“Every day is different,” his mother said. “Some days I’m in tears because I can’t believe this is what we’re dealing with and other days I take inspiration from him. If he can deal with all of it, so can I. We’re basically waiting for the intestinal transplant. It’s the latest organ to be approved for transplant and there’s a lot of risk with the transplant. Alone, knowing that is very difficult.”
The surgery will take place at the Children’s Hospital of Pittsburgh, which is the top hospital in the country for this procedure. While risky, it could be a miracle for little Alexander.
This surgery costs $2 million dollars on average. Even after insurance, the costs will add up for years to come. Alexander will need to be near the hospital in Pittsburgh for checkups for nearly one year after the surgery, and will need immunosuppressant drugs for life.
Since these costs are so daunting, his family is asking the community to help raise $50,000 through Children’s Organ Transplant Association (COTA) for Alexander’s medical expenses.
“People should consider donating to this cause because this type of emergency that could have happened to any child,” COTA Public Relations Coordinator Emma Yasinksi said. “No family is prepared for the toll this can take on them both emotionally and financially. Little Alexander deserves a chance at a healthy life and this transplant will give him that chance. COTA exists because families with children who need transplants need support from their communities. No family should have to go through it alone.”
Ms. Rivera said, “We have to be prepared to stay in Pittsburgh for six months to make sure he doesn’t reject the organ and we’ll need to have a home to come back to so we’ll have to keep paying the mortgage. We have to figure out how we’re going to live out there. These are things insurance doesn’t pay for.”
COTA is a national charity dedicated to organizing and guiding communities in raising funds for transplant-related expenses. One hundred percent of all funds raised are used for patients’ transplant-related expenses.
“We will be hosting many fundraisers throughout the year,” Ms. Yasinski said. “People interested in keeping up with them can follow cotaforalexanderc.com or the facebook page ‘Alexander’s Adventure-ACOTA5k.’”
The upcoming fundraisers for Alexander include Burger Mania, where COTA will host a booth with games and information this Saturday. For more information, visit www.facebook.com/BurgerManiaCookOff.
On Tuesday, Sept. 16, On the Border next to Marketfair Mall will be donating 10 percent of its proceeds from patrons carrying Alexander’s flier to COTA.

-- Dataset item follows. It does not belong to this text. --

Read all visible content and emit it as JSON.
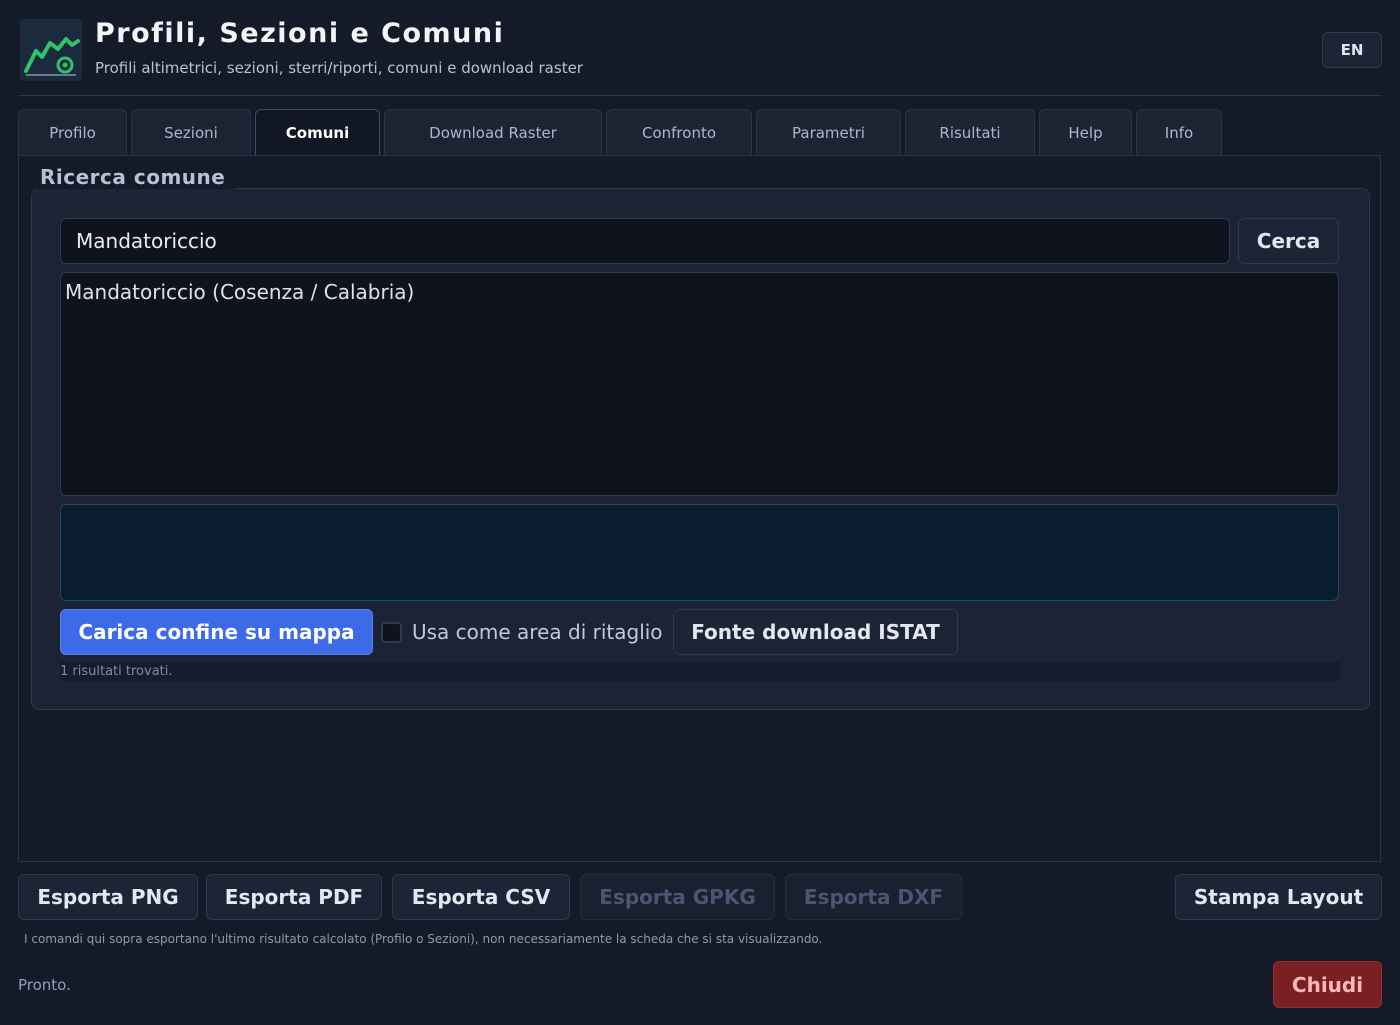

“Our biggest event planned to date is the 5K,” Ms. Yasinski said. “Alexander’s Adventure — A COTA 5K will be a Halloween-themed, costume-friendly 5K held in Mercer County Park on Sunday, Oct. 26. A signup page will be posted soon. We are still looking for sponsors.”
Individuals and groups interested in more information can contact COTA Community Coordinator Anthony Mango at 609-356-6771 or firstname.lastname@example.org.
Donations may be mailed to the Children’s Organ Transplant Association, 2501 West COTA Drive, Bloomington, Indiana, 47403. Checks or money orders should be made payable to COTA, with “In Honor of Alexander C” written on the memo line of the check.
Secure credit card donations are also accepted online at www.COTAforAlexanderC.com.